Shrimp and sausage gumbo isn't as old as New Orleans, but it is an attractive option for anyone that wants a gumbo option that pairs two great meat varieties.

We can't talk Cajun and Creole without mentioning bourbon, and nothing goes better after a Cajun dinner than Creole Bread Pudding with bourbon sauce. Smooth and warm, this dessert will surely hit that comfort spot you've been dying to tame and will delight family and friends who've gathered at your table.

I have been to Nawlins numerous times, and love almost all Cajun food, though not big-time heat. I love the oysters, Po' Boys, gumbo, etouffee, jambalaya, and bourbon bread pudding.

I am certain you can make a case for other food and cuisine. French food should be on the list. And a personal favorite, Armenian food has been a favorite since childhood. My Mom was given recipes by her Armenian Bridge playing friends. She made the best pilaf, shish kebab, and borag. And I am certain that Penang, Malaysia has the best seafood in the world!

My top three are: Chinese, Japanese, and Greek.


29th March 2023

Ten best food countires
Amazing blog! I am an mba student doing MBA in UAE
29th March 2023

What is your best food country amongst the above-mentioned countries?
30th March 2023

My Vote
I go with either Japanese, Chinese, or Greek.
30th March 2023
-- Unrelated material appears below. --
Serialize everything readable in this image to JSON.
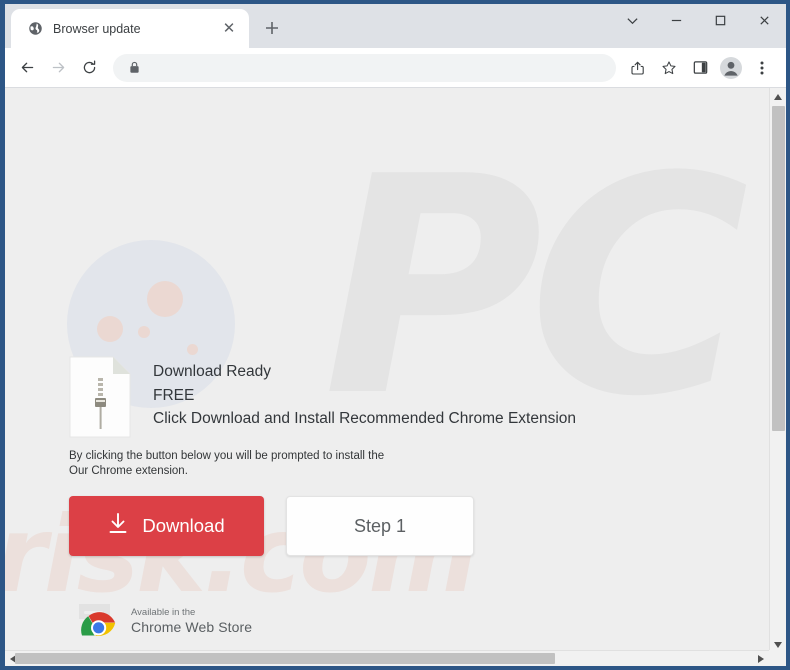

Some oversights for sure..?
No Indian/Pakistani/Bangladeshi/Sri Lankan or French? The first cluster would make the top five of almost any Brit and French cuisine, well.... Hell, surely Spain has more to offer than the rather limited Cajun repertoire?
30th March 2023

Cajun is limited to the US, you are right. How did French not make the top 10?? Spain, Portugal, Germany, Laos, Cambodia.
11th April 2023

Very good food

Tot: 0.094s; Tpl: 0.011s; cc: 15; qc: 29; dbt: 0.0503s; 1; m:domysql w:travelblog (; sld: 1; ; mem: 1.1mb